Has prolonged popular use converted ‘Xerox’ from a brand name into a synonym for ‘photocopying’? Is there a case for removing ‘Xerox’ from the trademark registry?
The Intellectual Property Appellate Board (IPAB), however, was not impressed with the argument. Holding that ‘Xerox’ is not a generic term, it rejected applications filed against Xerox Corporation, USA, seeking a direction to the Trade Mark Registry, Kolkata, to remove the trademark.
The IPAB, comprising Chairman Justice Prabha Sridevan and member D.P.S. Parmar, said, “After almost 50 years (1963–2009) of continued existence on the register without challenge, and with proof of almost 44 years of use evident (1965-2009), we do not think the mark deserves to be removed.”
The Board noted that when Xerox Corporation took objection to the loose use of the word by government and public sector undertakings, the response came in the form of apologies with assurances to set right the inadvertent error.
“We find, that the High Courts, Port Trust and like institutions, and even the Government of India have agreed to delete the word ‘Xerox’ and use the word ‘photocopying’. Several Governmental organisations have given an undertaking that they will not use the mark in violation of the trademark rights of the respondent,” they added.
Aggrieved over a suit filed by Xerox Corporation, B.V. Elango Himachalapathy, owner of a photocopying shop, filed the present applications.

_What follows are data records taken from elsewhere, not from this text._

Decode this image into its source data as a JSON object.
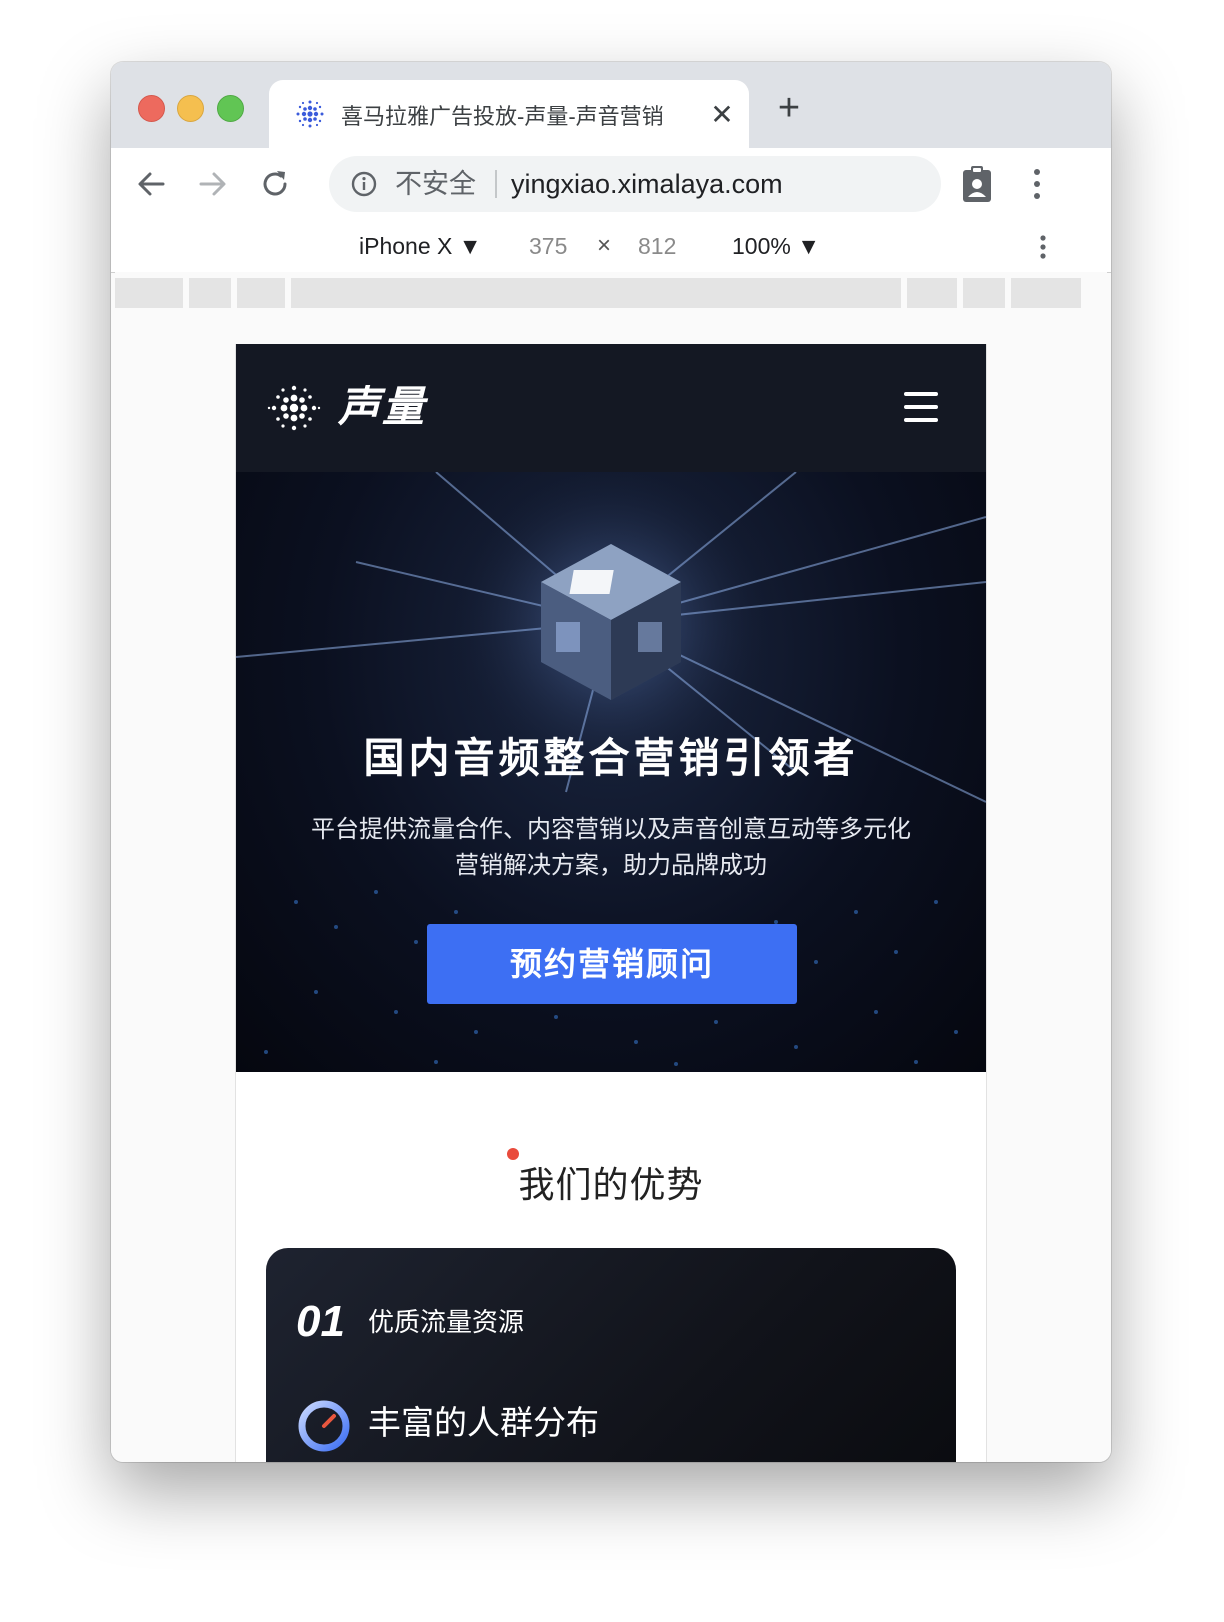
{
  "browser": {
    "tab": {
      "title": "喜马拉雅广告投放-声量-声音营销",
      "close_glyph": "✕"
    },
    "new_tab_glyph": "+",
    "omnibox": {
      "security_label": "不安全",
      "url": "yingxiao.ximalaya.com"
    }
  },
  "device_toolbar": {
    "device": "iPhone X ▼",
    "width": "375",
    "times": "×",
    "height": "812",
    "zoom": "100% ▼"
  },
  "site": {
    "brand_name": "声量",
    "hero": {
      "title": "国内音频整合营销引领者",
      "subtitle": "平台提供流量合作、内容营销以及声音创意互动等多元化营销解决方案，助力品牌成功",
      "cta": "预约营销顾问"
    },
    "section": {
      "title": "我们的优势"
    },
    "advantages": [
      {
        "num": "01",
        "label": "优质流量资源"
      },
      {
        "label": "丰富的人群分布"
      }
    ]
  },
  "colors": {
    "accent": "#3d6ff3",
    "header_bg": "#141823",
    "section_dot": "#e94b3c"
  }
}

P. Venugopal, counsel for the applicant, contended that ‘Xerox’ was now a common word and in the minds of the general public, is a synonym for photocopying. As it has come to be used in a generic sense, it has lost its value as a trademark.
Sanjay Jain, Senior counsel for Xerox Corporation, submitted that the US-based company had operations in over 160 countries.

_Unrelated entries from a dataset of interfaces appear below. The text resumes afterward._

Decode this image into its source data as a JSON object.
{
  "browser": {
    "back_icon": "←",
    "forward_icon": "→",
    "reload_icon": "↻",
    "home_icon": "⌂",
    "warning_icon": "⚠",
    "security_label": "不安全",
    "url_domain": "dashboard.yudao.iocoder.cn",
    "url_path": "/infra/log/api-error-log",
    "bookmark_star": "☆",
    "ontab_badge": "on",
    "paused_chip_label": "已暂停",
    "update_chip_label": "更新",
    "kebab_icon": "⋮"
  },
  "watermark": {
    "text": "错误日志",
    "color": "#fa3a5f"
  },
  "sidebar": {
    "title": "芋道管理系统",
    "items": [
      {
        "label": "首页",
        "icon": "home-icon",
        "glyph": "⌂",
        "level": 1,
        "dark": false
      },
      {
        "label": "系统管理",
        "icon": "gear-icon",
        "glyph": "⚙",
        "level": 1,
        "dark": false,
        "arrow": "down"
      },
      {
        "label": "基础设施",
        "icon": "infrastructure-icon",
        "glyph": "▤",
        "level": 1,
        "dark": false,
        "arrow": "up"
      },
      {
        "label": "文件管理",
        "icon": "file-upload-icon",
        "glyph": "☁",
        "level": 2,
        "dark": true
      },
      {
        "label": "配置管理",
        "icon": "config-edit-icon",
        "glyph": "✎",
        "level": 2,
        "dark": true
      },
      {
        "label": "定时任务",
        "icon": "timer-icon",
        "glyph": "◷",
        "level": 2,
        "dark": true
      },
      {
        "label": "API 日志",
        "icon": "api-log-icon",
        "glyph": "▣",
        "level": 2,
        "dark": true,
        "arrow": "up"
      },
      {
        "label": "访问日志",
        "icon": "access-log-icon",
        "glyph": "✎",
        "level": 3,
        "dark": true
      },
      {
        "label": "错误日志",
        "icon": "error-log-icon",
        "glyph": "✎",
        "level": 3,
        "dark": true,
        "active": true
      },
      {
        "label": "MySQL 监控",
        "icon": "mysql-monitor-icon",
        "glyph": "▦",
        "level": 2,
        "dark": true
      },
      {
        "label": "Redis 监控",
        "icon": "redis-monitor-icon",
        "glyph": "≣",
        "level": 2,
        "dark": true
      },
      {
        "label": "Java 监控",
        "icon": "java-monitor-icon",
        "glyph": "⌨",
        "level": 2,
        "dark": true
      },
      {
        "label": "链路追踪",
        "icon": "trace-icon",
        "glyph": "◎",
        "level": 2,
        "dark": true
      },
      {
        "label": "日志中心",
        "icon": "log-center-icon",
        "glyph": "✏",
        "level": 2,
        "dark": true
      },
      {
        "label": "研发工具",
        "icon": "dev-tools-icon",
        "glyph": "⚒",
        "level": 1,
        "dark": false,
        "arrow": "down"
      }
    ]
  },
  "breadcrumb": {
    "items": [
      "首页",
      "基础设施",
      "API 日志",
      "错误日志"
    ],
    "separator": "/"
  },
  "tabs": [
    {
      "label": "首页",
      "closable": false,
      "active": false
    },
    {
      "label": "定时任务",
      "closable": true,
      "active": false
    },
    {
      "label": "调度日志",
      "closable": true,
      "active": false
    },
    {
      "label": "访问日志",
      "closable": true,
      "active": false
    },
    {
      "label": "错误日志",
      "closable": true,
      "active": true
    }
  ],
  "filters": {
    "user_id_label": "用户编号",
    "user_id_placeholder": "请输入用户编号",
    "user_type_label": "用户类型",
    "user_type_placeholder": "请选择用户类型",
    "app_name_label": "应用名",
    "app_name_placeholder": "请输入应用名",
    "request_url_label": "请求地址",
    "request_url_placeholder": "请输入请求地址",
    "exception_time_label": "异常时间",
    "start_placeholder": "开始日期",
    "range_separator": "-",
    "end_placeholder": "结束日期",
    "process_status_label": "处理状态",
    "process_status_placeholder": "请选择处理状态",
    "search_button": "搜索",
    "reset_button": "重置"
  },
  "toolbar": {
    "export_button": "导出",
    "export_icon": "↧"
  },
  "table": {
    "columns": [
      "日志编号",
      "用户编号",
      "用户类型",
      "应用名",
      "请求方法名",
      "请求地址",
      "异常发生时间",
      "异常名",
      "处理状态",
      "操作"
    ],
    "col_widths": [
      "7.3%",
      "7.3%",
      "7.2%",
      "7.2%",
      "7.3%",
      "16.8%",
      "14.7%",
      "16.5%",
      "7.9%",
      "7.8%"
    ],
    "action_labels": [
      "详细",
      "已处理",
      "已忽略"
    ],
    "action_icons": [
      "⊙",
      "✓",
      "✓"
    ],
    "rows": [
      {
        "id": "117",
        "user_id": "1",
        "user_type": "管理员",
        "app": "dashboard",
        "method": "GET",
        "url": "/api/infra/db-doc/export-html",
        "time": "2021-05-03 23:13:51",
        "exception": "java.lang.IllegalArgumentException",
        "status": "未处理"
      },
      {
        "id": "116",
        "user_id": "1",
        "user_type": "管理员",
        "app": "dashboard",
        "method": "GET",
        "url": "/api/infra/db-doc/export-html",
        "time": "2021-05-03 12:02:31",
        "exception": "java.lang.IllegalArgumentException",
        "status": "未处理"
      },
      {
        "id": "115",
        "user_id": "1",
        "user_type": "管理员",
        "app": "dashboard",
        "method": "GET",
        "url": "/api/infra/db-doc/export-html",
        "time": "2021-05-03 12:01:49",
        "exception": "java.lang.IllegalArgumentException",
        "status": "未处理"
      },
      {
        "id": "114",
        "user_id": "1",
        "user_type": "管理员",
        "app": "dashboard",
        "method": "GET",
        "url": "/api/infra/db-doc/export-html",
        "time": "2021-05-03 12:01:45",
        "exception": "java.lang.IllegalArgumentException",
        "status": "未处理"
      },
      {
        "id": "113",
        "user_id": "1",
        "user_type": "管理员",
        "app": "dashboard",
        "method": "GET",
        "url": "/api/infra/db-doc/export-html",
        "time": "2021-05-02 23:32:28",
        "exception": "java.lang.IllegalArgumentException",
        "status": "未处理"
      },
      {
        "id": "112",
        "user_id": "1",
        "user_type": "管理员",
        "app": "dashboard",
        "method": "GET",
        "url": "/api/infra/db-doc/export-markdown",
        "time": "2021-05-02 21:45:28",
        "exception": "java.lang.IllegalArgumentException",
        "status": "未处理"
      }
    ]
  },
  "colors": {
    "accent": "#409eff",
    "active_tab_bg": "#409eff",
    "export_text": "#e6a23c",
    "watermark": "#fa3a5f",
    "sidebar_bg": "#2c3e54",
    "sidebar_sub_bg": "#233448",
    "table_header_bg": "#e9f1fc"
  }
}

It claimed usage of the mark since 1961, he said, and pointed out that its competitor Canon called its products Canon Photocopiers and not Canon Xerox machines.

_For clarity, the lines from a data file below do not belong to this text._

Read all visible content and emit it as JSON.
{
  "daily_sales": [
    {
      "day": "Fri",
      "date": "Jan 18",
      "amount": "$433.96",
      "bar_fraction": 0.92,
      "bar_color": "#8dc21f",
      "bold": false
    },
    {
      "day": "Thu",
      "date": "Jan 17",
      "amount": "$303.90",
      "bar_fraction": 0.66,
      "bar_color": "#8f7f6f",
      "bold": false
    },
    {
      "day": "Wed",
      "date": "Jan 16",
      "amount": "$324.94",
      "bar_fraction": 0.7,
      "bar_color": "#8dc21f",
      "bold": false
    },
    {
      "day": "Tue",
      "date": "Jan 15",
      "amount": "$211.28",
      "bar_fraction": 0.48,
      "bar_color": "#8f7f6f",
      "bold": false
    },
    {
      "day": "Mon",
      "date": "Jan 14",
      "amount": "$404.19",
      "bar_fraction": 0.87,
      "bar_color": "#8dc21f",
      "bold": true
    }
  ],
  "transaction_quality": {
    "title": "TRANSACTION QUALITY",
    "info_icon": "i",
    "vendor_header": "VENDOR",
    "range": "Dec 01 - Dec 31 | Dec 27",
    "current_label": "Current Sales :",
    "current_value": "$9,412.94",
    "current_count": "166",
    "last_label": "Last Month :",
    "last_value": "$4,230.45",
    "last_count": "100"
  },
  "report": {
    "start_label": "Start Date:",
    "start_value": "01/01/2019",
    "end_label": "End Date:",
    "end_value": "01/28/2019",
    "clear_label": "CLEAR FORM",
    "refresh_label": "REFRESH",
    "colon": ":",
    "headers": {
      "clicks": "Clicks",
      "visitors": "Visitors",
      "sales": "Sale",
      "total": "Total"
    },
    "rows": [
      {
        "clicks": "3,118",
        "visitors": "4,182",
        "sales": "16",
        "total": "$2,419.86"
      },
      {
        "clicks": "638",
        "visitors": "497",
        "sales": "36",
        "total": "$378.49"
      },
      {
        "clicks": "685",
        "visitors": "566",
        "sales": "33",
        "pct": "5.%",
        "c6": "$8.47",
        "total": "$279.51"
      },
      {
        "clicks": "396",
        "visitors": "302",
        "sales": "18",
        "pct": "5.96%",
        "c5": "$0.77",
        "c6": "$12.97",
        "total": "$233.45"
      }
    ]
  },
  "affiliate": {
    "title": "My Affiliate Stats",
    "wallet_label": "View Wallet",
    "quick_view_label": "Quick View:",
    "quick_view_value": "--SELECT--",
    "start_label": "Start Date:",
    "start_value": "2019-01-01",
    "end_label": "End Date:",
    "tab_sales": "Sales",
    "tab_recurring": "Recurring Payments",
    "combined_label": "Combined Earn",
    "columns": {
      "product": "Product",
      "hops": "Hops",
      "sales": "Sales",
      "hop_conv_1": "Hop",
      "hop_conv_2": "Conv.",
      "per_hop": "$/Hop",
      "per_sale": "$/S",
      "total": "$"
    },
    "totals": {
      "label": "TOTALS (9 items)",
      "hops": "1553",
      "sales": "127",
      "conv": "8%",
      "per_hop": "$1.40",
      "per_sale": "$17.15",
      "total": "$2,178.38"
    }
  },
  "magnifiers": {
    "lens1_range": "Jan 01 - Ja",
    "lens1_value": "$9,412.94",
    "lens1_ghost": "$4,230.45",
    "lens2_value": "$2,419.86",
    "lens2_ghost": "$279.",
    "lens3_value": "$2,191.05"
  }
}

Ms. Justice Sridevan, said, “The applicant does not say that the mark was generic at its inception, his case is that by continued use it had become generic… There is no evidence to show that the applicant was in any way affected from pursuing his calling or business.”